Retype every entry below without any change.
SUPPLIED ENTRIES START
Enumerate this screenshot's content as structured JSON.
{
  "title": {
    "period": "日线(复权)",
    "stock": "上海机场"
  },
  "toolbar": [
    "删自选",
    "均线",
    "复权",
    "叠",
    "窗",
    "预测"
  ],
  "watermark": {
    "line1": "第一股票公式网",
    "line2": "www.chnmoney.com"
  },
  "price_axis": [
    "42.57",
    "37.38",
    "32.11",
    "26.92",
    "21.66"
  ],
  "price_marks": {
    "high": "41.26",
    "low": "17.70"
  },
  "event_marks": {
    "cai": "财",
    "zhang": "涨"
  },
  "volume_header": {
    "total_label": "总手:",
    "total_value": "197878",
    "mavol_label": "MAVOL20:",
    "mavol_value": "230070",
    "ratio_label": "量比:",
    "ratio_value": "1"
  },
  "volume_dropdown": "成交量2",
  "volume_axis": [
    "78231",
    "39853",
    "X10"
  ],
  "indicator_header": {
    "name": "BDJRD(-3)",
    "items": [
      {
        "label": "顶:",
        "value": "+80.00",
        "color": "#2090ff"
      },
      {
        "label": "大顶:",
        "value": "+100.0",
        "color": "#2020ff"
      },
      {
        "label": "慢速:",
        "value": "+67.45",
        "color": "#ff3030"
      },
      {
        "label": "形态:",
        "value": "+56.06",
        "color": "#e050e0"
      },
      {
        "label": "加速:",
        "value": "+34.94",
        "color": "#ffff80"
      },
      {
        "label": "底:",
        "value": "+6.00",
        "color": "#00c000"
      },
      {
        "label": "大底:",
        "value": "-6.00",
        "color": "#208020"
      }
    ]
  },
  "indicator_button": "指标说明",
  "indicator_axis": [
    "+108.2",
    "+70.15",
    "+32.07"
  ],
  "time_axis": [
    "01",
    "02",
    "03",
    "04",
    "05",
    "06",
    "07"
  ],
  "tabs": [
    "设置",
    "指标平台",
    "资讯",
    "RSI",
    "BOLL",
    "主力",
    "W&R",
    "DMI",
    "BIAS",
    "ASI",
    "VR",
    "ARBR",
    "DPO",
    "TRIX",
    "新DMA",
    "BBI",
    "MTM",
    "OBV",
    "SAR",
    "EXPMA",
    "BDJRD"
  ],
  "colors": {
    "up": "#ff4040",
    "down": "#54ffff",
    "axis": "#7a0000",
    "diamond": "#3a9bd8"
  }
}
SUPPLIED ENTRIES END
**FINAL ANSWER**:
Enumerate this screenshot's content as structured JSON.
{
  "title": {
    "period": "日线(复权)",
    "stock": "上海机场"
  },
  "toolbar": [
    "删自选",
    "均线",
    "复权",
    "叠",
    "窗",
    "预测"
  ],
  "watermark": {
    "line1": "第一股票公式网",
    "line2": "www.chnmoney.com"
  },
  "price_axis": [
    "42.57",
    "37.38",
    "32.11",
    "26.92",
    "21.66"
  ],
  "price_marks": {
    "high": "41.26",
    "low": "17.70"
  },
  "event_marks": {
    "cai": "财",
    "zhang": "涨"
  },
  "volume_header": {
    "total_label": "总手:",
    "total_value": "197878",
    "mavol_label": "MAVOL20:",
    "mavol_value": "230070",
    "ratio_label": "量比:",
    "ratio_value": "1"
  },
  "volume_dropdown": "成交量2",
  "volume_axis": [
    "78231",
    "39853",
    "X10"
  ],
  "indicator_header": {
    "name": "BDJRD(-3)",
    "items": [
      {
        "label": "顶:",
        "value": "+80.00",
        "color": "#2090ff"
      },
      {
        "label": "大顶:",
        "value": "+100.0",
        "color": "#2020ff"
      },
      {
        "label": "慢速:",
        "value": "+67.45",
        "color": "#ff3030"
      },
      {
        "label": "形态:",
        "value": "+56.06",
        "color": "#e050e0"
      },
      {
        "label": "加速:",
        "value": "+34.94",
        "color": "#ffff80"
      },
      {
        "label": "底:",
        "value": "+6.00",
        "color": "#00c000"
      },
      {
        "label": "大底:",
        "value": "-6.00",
        "color": "#208020"
      }
    ]
  },
  "indicator_button": "指标说明",
  "indicator_axis": [
    "+108.2",
    "+70.15",
    "+32.07"
  ],
  "time_axis": [
    "01",
    "02",
    "03",
    "04",
    "05",
    "06",
    "07"
  ],
  "tabs": [
    "设置",
    "指标平台",
    "资讯",
    "RSI",
    "BOLL",
    "主力",
    "W&R",
    "DMI",
    "BIAS",
    "ASI",
    "VR",
    "ARBR",
    "DPO",
    "TRIX",
    "新DMA",
    "BBI",
    "MTM",
    "OBV",
    "SAR",
    "EXPMA",
    "BDJRD"
  ],
  "colors": {
    "up": "#ff4040",
    "down": "#54ffff",
    "axis": "#7a0000",
    "diamond": "#3a9bd8"
  }
}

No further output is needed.